- _Material supplied_:
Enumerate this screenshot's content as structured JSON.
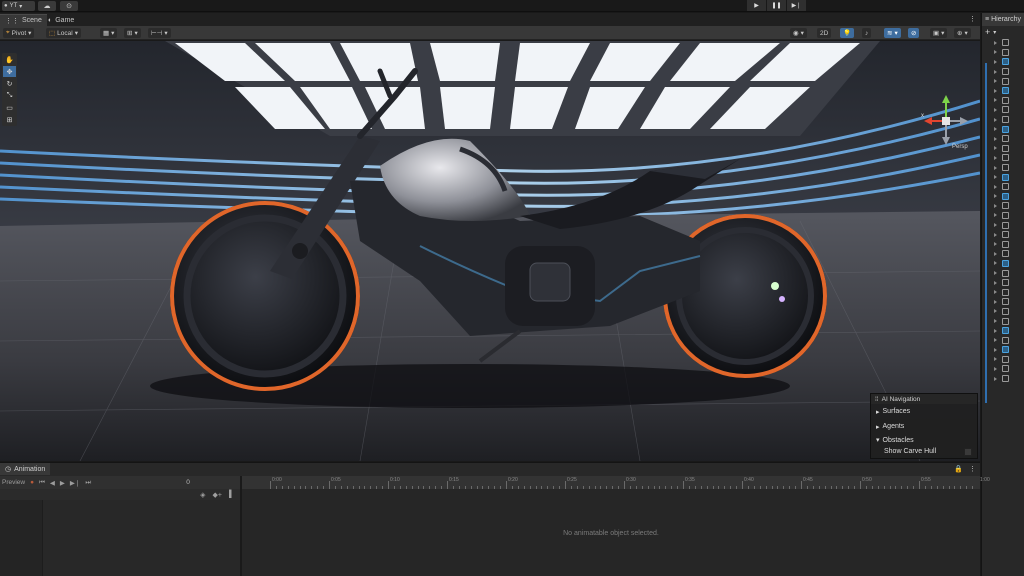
{
  "toolbar": {
    "account_label": "YT",
    "play_icons": [
      "play-icon",
      "pause-icon",
      "step-icon"
    ]
  },
  "scene_tabs": [
    {
      "label": "Scene",
      "icon": "grid-icon"
    },
    {
      "label": "Game",
      "icon": "gamepad-icon"
    }
  ],
  "scene_toolbar": {
    "pivot_label": "Pivot",
    "local_label": "Local",
    "mode_2d_label": "2D"
  },
  "gizmo": {
    "axis_x": "x",
    "view_label": "Persp"
  },
  "ai_navigation": {
    "title": "AI Navigation",
    "items": [
      {
        "label": "Surfaces",
        "expanded": false
      },
      {
        "label": "Agents",
        "expanded": false
      },
      {
        "label": "Obstacles",
        "expanded": true
      }
    ],
    "show_carve_hull_label": "Show Carve Hull"
  },
  "hierarchy": {
    "tab_label": "Hierarchy",
    "add_label": "+"
  },
  "animation": {
    "tab_label": "Animation",
    "preview_label": "Preview",
    "frame_value": "0",
    "empty_message": "No animatable object selected.",
    "ruler_labels": [
      "0:00",
      "0:05",
      "0:10",
      "0:15",
      "0:20",
      "0:25",
      "0:30",
      "0:35",
      "0:40",
      "0:45",
      "0:50",
      "0:55",
      "1:00"
    ]
  },
  "colors": {
    "accent_blue": "#3e6d9f",
    "wheel_rim": "#e0662a",
    "light_strip": "#7fc4ff"
  }
}
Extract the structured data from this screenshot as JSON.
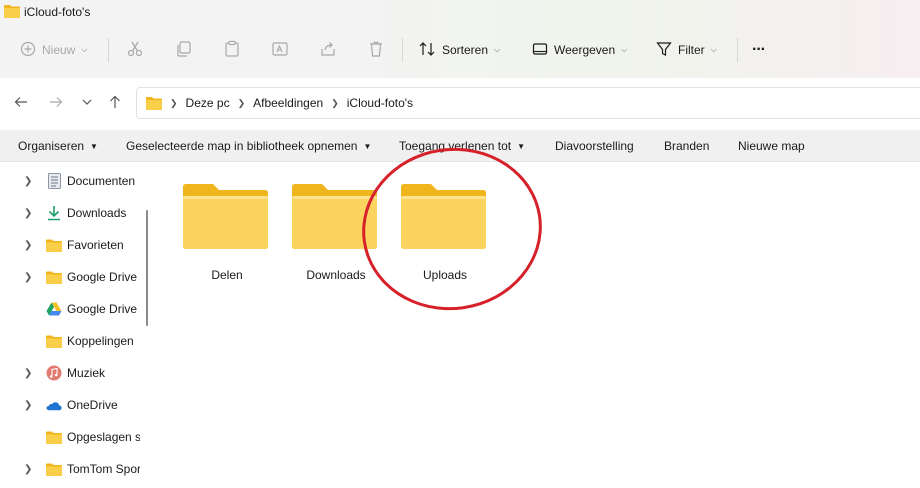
{
  "window": {
    "title": "iCloud-foto's"
  },
  "toolbar": {
    "new_label": "Nieuw",
    "sort_label": "Sorteren",
    "view_label": "Weergeven",
    "filter_label": "Filter",
    "more_label": "···"
  },
  "address": {
    "crumbs": [
      "Deze pc",
      "Afbeeldingen",
      "iCloud-foto's"
    ]
  },
  "ribbon": {
    "organize": "Organiseren",
    "library": "Geselecteerde map in bibliotheek opnemen",
    "share": "Toegang verlenen tot",
    "slideshow": "Diavoorstelling",
    "burn": "Branden",
    "new_folder": "Nieuwe map"
  },
  "sidebar": {
    "items": [
      {
        "label": "Documenten",
        "icon": "document-icon"
      },
      {
        "label": "Downloads",
        "icon": "download-icon"
      },
      {
        "label": "Favorieten",
        "icon": "folder-icon"
      },
      {
        "label": "Google Drive",
        "icon": "folder-icon"
      },
      {
        "label": "Google Drive",
        "icon": "google-drive-icon"
      },
      {
        "label": "Koppelingen",
        "icon": "folder-icon"
      },
      {
        "label": "Muziek",
        "icon": "music-icon"
      },
      {
        "label": "OneDrive",
        "icon": "cloud-icon"
      },
      {
        "label": "Opgeslagen s",
        "icon": "folder-icon"
      },
      {
        "label": "TomTom Spor",
        "icon": "folder-icon"
      }
    ]
  },
  "folders": [
    {
      "name": "Delen"
    },
    {
      "name": "Downloads"
    },
    {
      "name": "Uploads"
    }
  ],
  "colors": {
    "folder_front": "#f9cf4a",
    "folder_back": "#f0b41c",
    "highlight_circle": "#d6212b"
  }
}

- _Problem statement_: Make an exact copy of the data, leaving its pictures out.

- _Response area_:
Enumerate this screenshot's content as structured JSON.
{
  "toolbar": {
    "account_label": "YT",
    "play_icons": [
      "play-icon",
      "pause-icon",
      "step-icon"
    ]
  },
  "scene_tabs": [
    {
      "label": "Scene",
      "icon": "grid-icon"
    },
    {
      "label": "Game",
      "icon": "gamepad-icon"
    }
  ],
  "scene_toolbar": {
    "pivot_label": "Pivot",
    "local_label": "Local",
    "mode_2d_label": "2D"
  },
  "gizmo": {
    "axis_x": "x",
    "view_label": "Persp"
  },
  "ai_navigation": {
    "title": "AI Navigation",
    "items": [
      {
        "label": "Surfaces",
        "expanded": false
      },
      {
        "label": "Agents",
        "expanded": false
      },
      {
        "label": "Obstacles",
        "expanded": true
      }
    ],
    "show_carve_hull_label": "Show Carve Hull"
  },
  "hierarchy": {
    "tab_label": "Hierarchy",
    "add_label": "+"
  },
  "animation": {
    "tab_label": "Animation",
    "preview_label": "Preview",
    "frame_value": "0",
    "empty_message": "No animatable object selected.",
    "ruler_labels": [
      "0:00",
      "0:05",
      "0:10",
      "0:15",
      "0:20",
      "0:25",
      "0:30",
      "0:35",
      "0:40",
      "0:45",
      "0:50",
      "0:55",
      "1:00"
    ]
  },
  "colors": {
    "accent_blue": "#3e6d9f",
    "wheel_rim": "#e0662a",
    "light_strip": "#7fc4ff"
  }
}
Extract the structured data from this screenshot as JSON.
{
  "window": {
    "title": "iCloud-foto's"
  },
  "toolbar": {
    "new_label": "Nieuw",
    "sort_label": "Sorteren",
    "view_label": "Weergeven",
    "filter_label": "Filter",
    "more_label": "···"
  },
  "address": {
    "crumbs": [
      "Deze pc",
      "Afbeeldingen",
      "iCloud-foto's"
    ]
  },
  "ribbon": {
    "organize": "Organiseren",
    "library": "Geselecteerde map in bibliotheek opnemen",
    "share": "Toegang verlenen tot",
    "slideshow": "Diavoorstelling",
    "burn": "Branden",
    "new_folder": "Nieuwe map"
  },
  "sidebar": {
    "items": [
      {
        "label": "Documenten",
        "icon": "document-icon"
      },
      {
        "label": "Downloads",
        "icon": "download-icon"
      },
      {
        "label": "Favorieten",
        "icon": "folder-icon"
      },
      {
        "label": "Google Drive",
        "icon": "folder-icon"
      },
      {
        "label": "Google Drive",
        "icon": "google-drive-icon"
      },
      {
        "label": "Koppelingen",
        "icon": "folder-icon"
      },
      {
        "label": "Muziek",
        "icon": "music-icon"
      },
      {
        "label": "OneDrive",
        "icon": "cloud-icon"
      },
      {
        "label": "Opgeslagen s",
        "icon": "folder-icon"
      },
      {
        "label": "TomTom Spor",
        "icon": "folder-icon"
      }
    ]
  },
  "folders": [
    {
      "name": "Delen"
    },
    {
      "name": "Downloads"
    },
    {
      "name": "Uploads"
    }
  ],
  "colors": {
    "folder_front": "#f9cf4a",
    "folder_back": "#f0b41c",
    "highlight_circle": "#d6212b"
  }
}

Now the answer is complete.